# Exercise aim:
Only the number is wanted: how many lines below contain "JSON"?

|---|

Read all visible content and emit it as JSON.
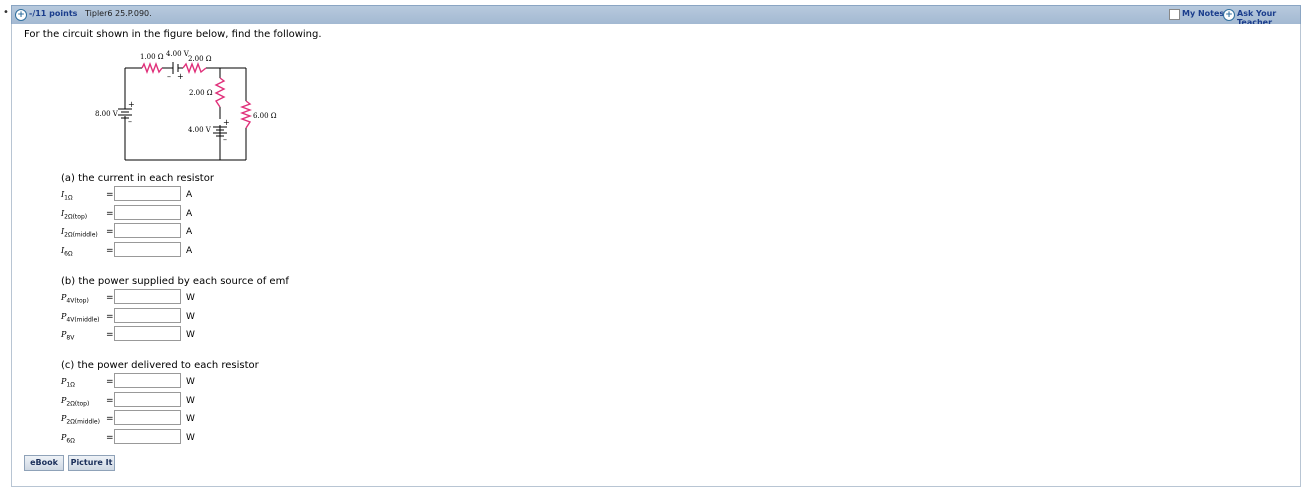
{
  "header": {
    "points": "-/11 points",
    "problem_id": "Tipler6 25.P.090.",
    "my_notes": "My Notes",
    "ask_teacher": "Ask Your Teacher"
  },
  "intro": "For the circuit shown in the figure below, find the following.",
  "circuit": {
    "r1": "1.00 Ω",
    "v_top": "4.00 V",
    "r2_top": "2.00 Ω",
    "r2_mid": "2.00 Ω",
    "v_left": "8.00 V",
    "r6": "6.00 Ω",
    "v_mid": "4.00 V",
    "plus": "+",
    "minus": "–"
  },
  "part_a": {
    "title": "(a) the current in each resistor",
    "rows": [
      {
        "sym": "I",
        "sub": "1Ω",
        "unit": "A"
      },
      {
        "sym": "I",
        "sub": "2Ω(top)",
        "unit": "A"
      },
      {
        "sym": "I",
        "sub": "2Ω(middle)",
        "unit": "A"
      },
      {
        "sym": "I",
        "sub": "6Ω",
        "unit": "A"
      }
    ]
  },
  "part_b": {
    "title": "(b) the power supplied by each source of emf",
    "rows": [
      {
        "sym": "P",
        "sub": "4V(top)",
        "unit": "W"
      },
      {
        "sym": "P",
        "sub": "4V(middle)",
        "unit": "W"
      },
      {
        "sym": "P",
        "sub": "8V",
        "unit": "W"
      }
    ]
  },
  "part_c": {
    "title": "(c) the power delivered to each resistor",
    "rows": [
      {
        "sym": "P",
        "sub": "1Ω",
        "unit": "W"
      },
      {
        "sym": "P",
        "sub": "2Ω(top)",
        "unit": "W"
      },
      {
        "sym": "P",
        "sub": "2Ω(middle)",
        "unit": "W"
      },
      {
        "sym": "P",
        "sub": "6Ω",
        "unit": "W"
      }
    ]
  },
  "buttons": {
    "ebook": "eBook",
    "picture_it": "Picture It"
  },
  "equals": "=",
  "colors": {
    "resistor": "#e0307a",
    "header_bg": "#a9bed6",
    "link": "#1a3d8c"
  }
}
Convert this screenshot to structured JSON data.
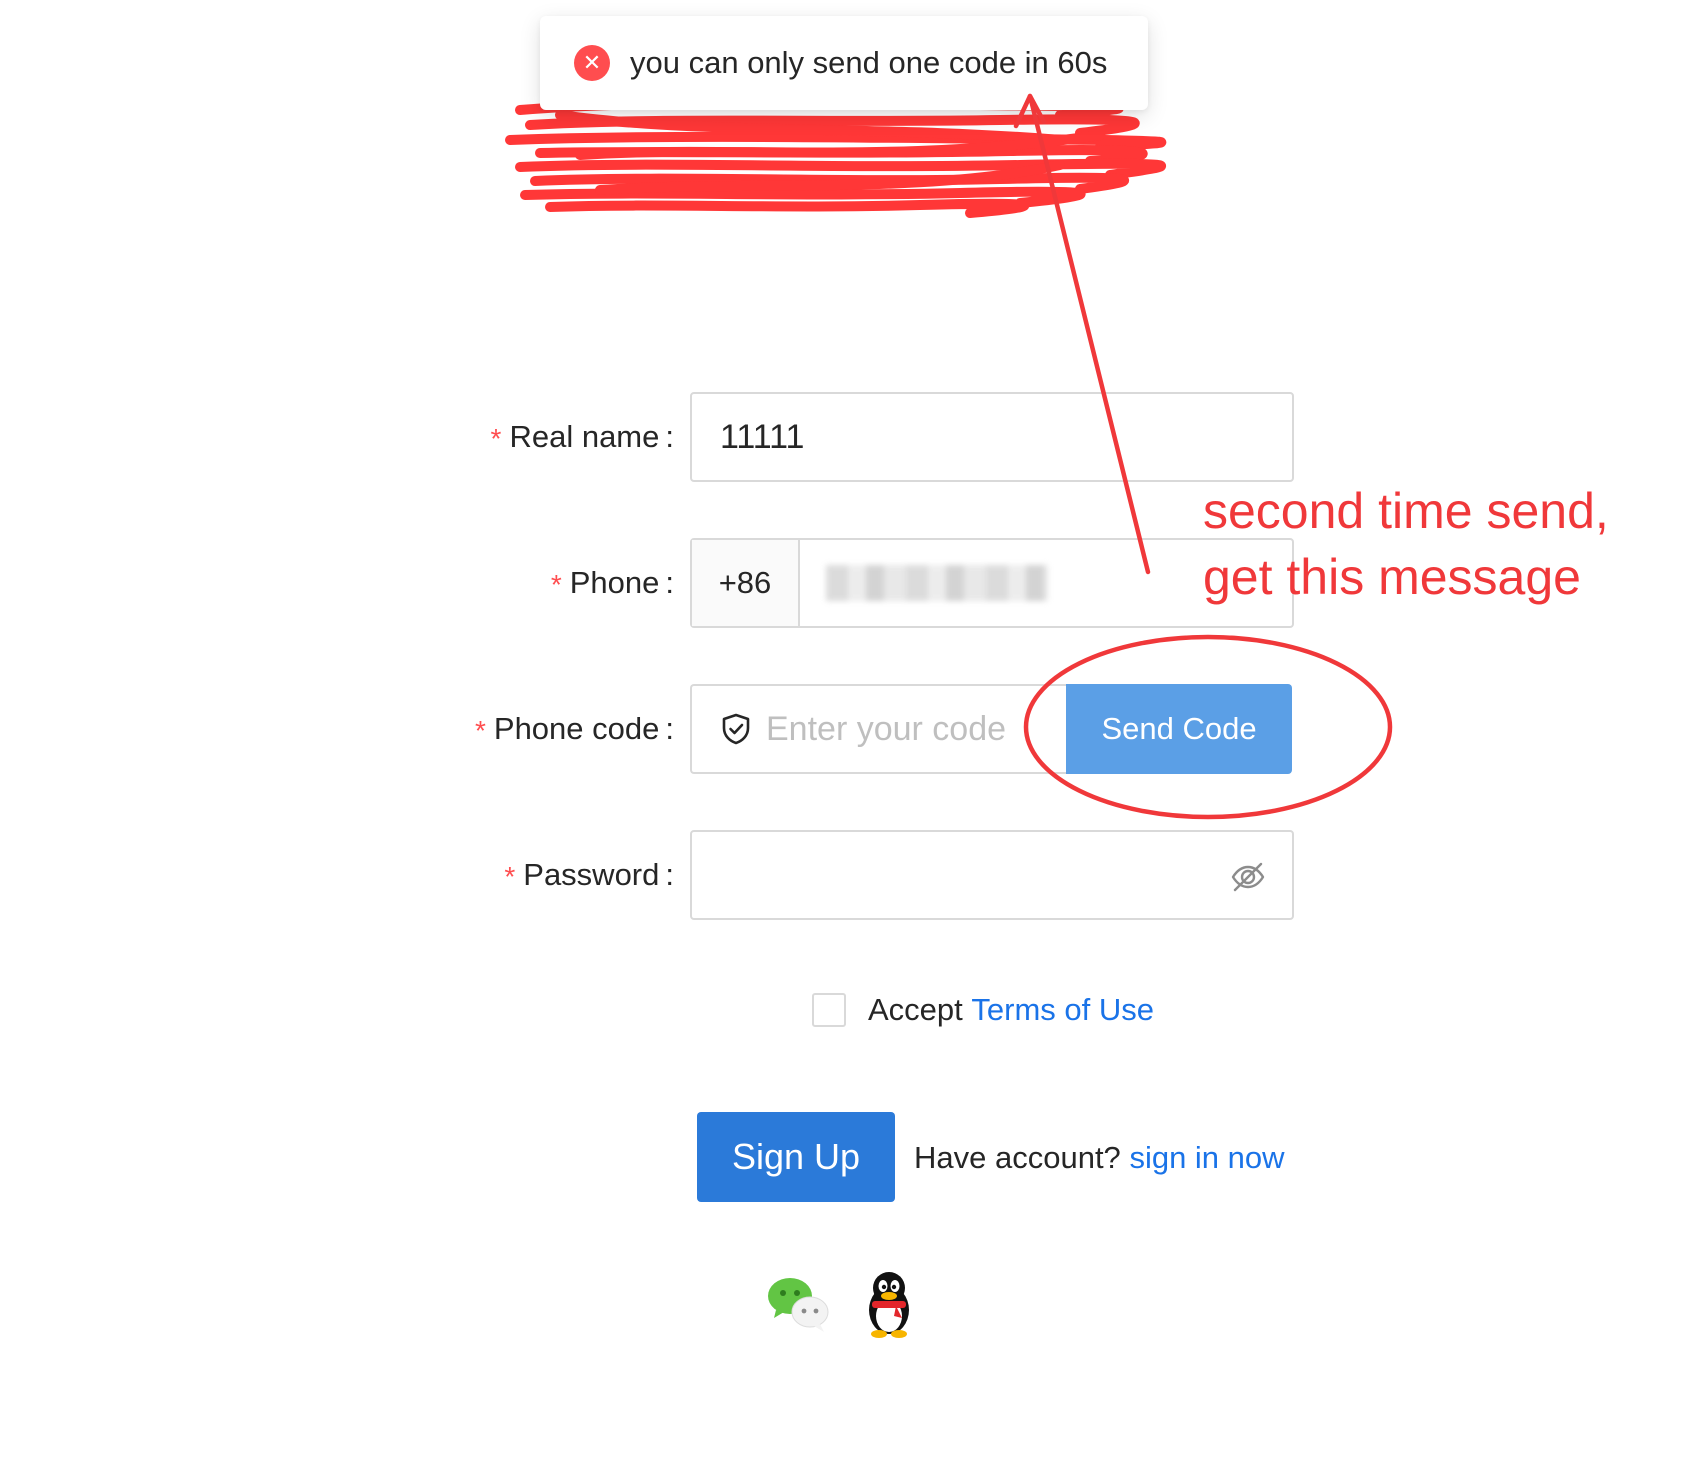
{
  "toast": {
    "icon": "close-circle-icon",
    "message": "you can only send one code in 60s",
    "color": "#ff4d4f"
  },
  "form": {
    "required_mark": "*",
    "colon": ":",
    "real_name": {
      "label": "Real name",
      "value": "11111"
    },
    "phone": {
      "label": "Phone",
      "prefix": "+86"
    },
    "phone_code": {
      "label": "Phone code",
      "placeholder": "Enter your code",
      "icon": "shield-check-icon",
      "send_button": "Send Code"
    },
    "password": {
      "label": "Password",
      "icon": "eye-invisible-icon"
    }
  },
  "terms": {
    "prefix": "Accept",
    "link": "Terms of Use"
  },
  "actions": {
    "signup": "Sign Up",
    "have_account": "Have account?",
    "signin_link": "sign in now"
  },
  "social": {
    "wechat_icon": "wechat-icon",
    "qq_icon": "qq-penguin-icon"
  },
  "annotation": {
    "line1": "second time send,",
    "line2": "get this message",
    "color": "#f0383a"
  },
  "colors": {
    "primary": "#2b7ad9",
    "send_code_bg": "#5b9fe6",
    "link": "#1a73e8",
    "error": "#ff4d4f"
  }
}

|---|

# Response for this exercise:
2